#### DATASET CONTENT:
== == ==
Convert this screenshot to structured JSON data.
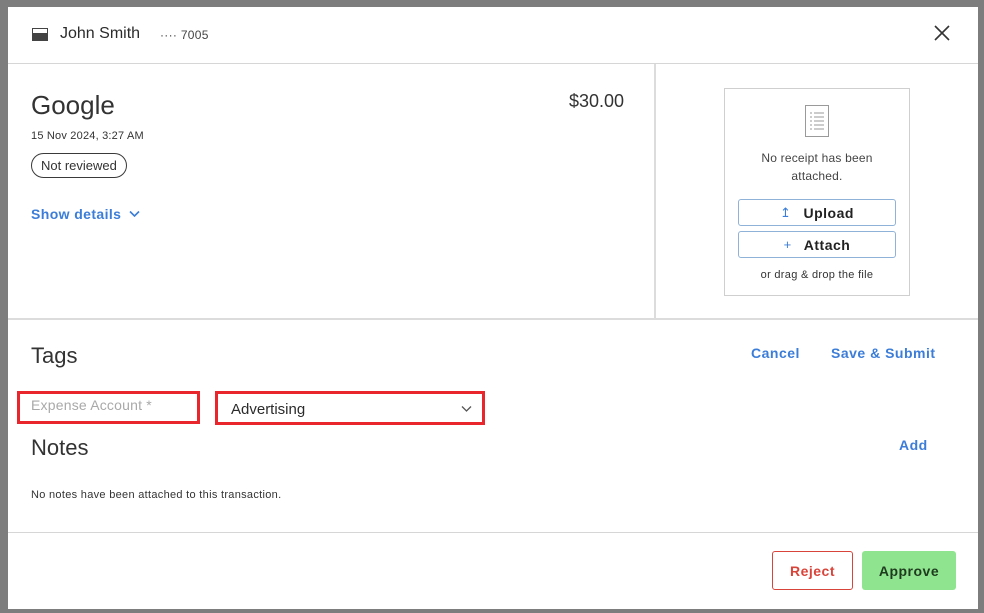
{
  "header": {
    "card_icon": "card-icon",
    "cardholder": "John Smith",
    "card_masked": "···· 7005",
    "close_icon": "close-icon"
  },
  "transaction": {
    "merchant": "Google",
    "datetime": "15 Nov 2024, 3:27 AM",
    "amount": "$30.00",
    "status": "Not reviewed",
    "show_details_label": "Show details",
    "show_details_icon": "chevron-down-icon"
  },
  "receipt": {
    "icon": "document-icon",
    "empty_text": "No receipt has been attached.",
    "upload_label": "Upload",
    "upload_icon": "↥",
    "attach_label": "Attach",
    "attach_icon": "+",
    "drag_hint": "or drag & drop the file"
  },
  "tags": {
    "title": "Tags",
    "cancel_label": "Cancel",
    "save_submit_label": "Save & Submit",
    "expense_account_label": "Expense Account *",
    "expense_account_value": "Advertising",
    "highlight_color": "#e8262b"
  },
  "notes": {
    "title": "Notes",
    "add_label": "Add",
    "empty_text": "No notes have been attached to this transaction."
  },
  "footer": {
    "reject_label": "Reject",
    "approve_label": "Approve",
    "reject_color": "#d9443a",
    "approve_color": "#8fe58f"
  },
  "colors": {
    "accent": "#3b7dd8",
    "overlay": "#7d7d7d"
  }
}
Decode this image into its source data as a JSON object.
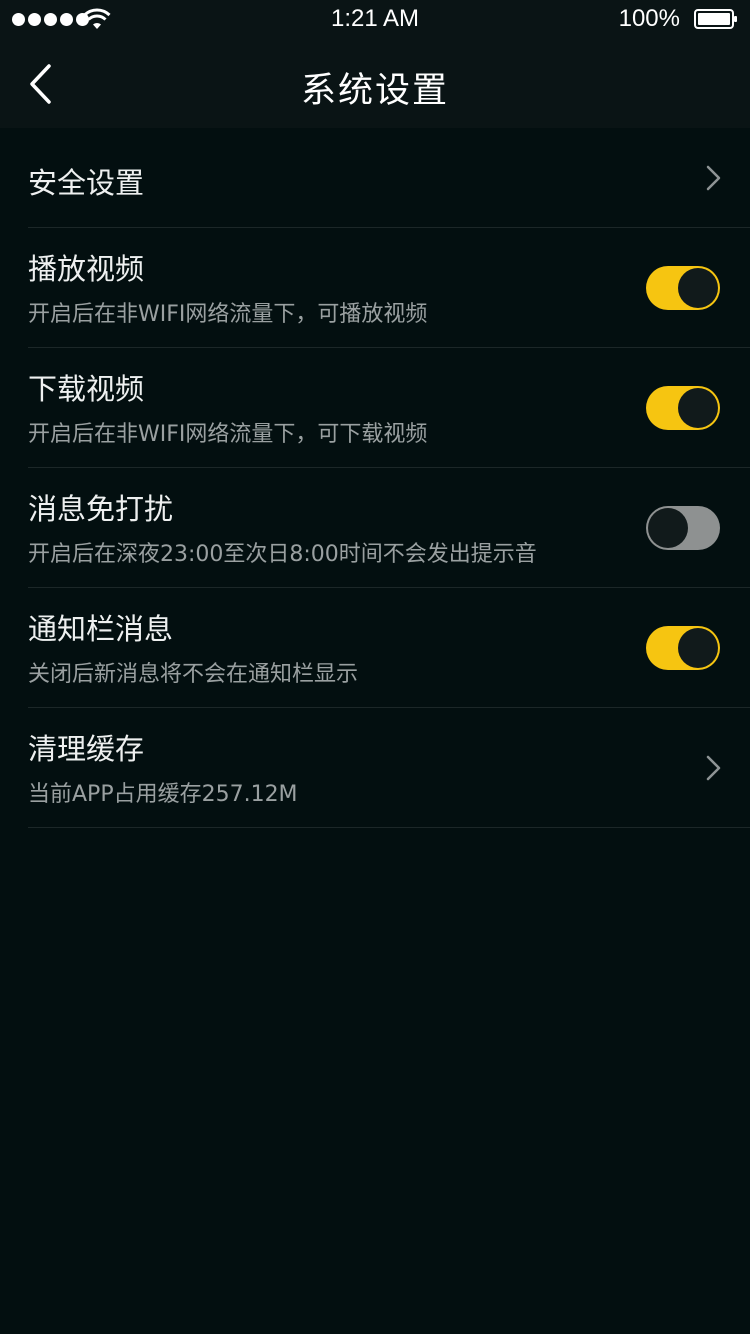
{
  "status_bar": {
    "time": "1:21 AM",
    "battery_percent": "100%",
    "signal_icon": "signal-dots-icon",
    "wifi_icon": "wifi-icon",
    "battery_icon": "battery-icon"
  },
  "nav": {
    "title": "系统设置",
    "back_icon": "chevron-left-icon"
  },
  "colors": {
    "background": "#030f10",
    "toggle_on": "#f6c511",
    "toggle_off": "#8e9191"
  },
  "settings": {
    "security": {
      "title": "安全设置"
    },
    "play_video": {
      "title": "播放视频",
      "subtitle": "开启后在非WIFI网络流量下，可播放视频",
      "enabled": true
    },
    "download_video": {
      "title": "下载视频",
      "subtitle": "开启后在非WIFI网络流量下，可下载视频",
      "enabled": true
    },
    "do_not_disturb": {
      "title": "消息免打扰",
      "subtitle": "开启后在深夜23:00至次日8:00时间不会发出提示音",
      "enabled": false
    },
    "notification_bar": {
      "title": "通知栏消息",
      "subtitle": "关闭后新消息将不会在通知栏显示",
      "enabled": true
    },
    "clear_cache": {
      "title": "清理缓存",
      "subtitle": "当前APP占用缓存257.12M"
    }
  }
}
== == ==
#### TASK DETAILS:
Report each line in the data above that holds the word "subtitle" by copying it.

#### SOLUTION TO THE EXERCISE:
      "subtitle": "开启后在非WIFI网络流量下，可播放视频",
      "subtitle": "开启后在非WIFI网络流量下，可下载视频",
      "subtitle": "开启后在深夜23:00至次日8:00时间不会发出提示音",
      "subtitle": "关闭后新消息将不会在通知栏显示",
      "subtitle": "当前APP占用缓存257.12M"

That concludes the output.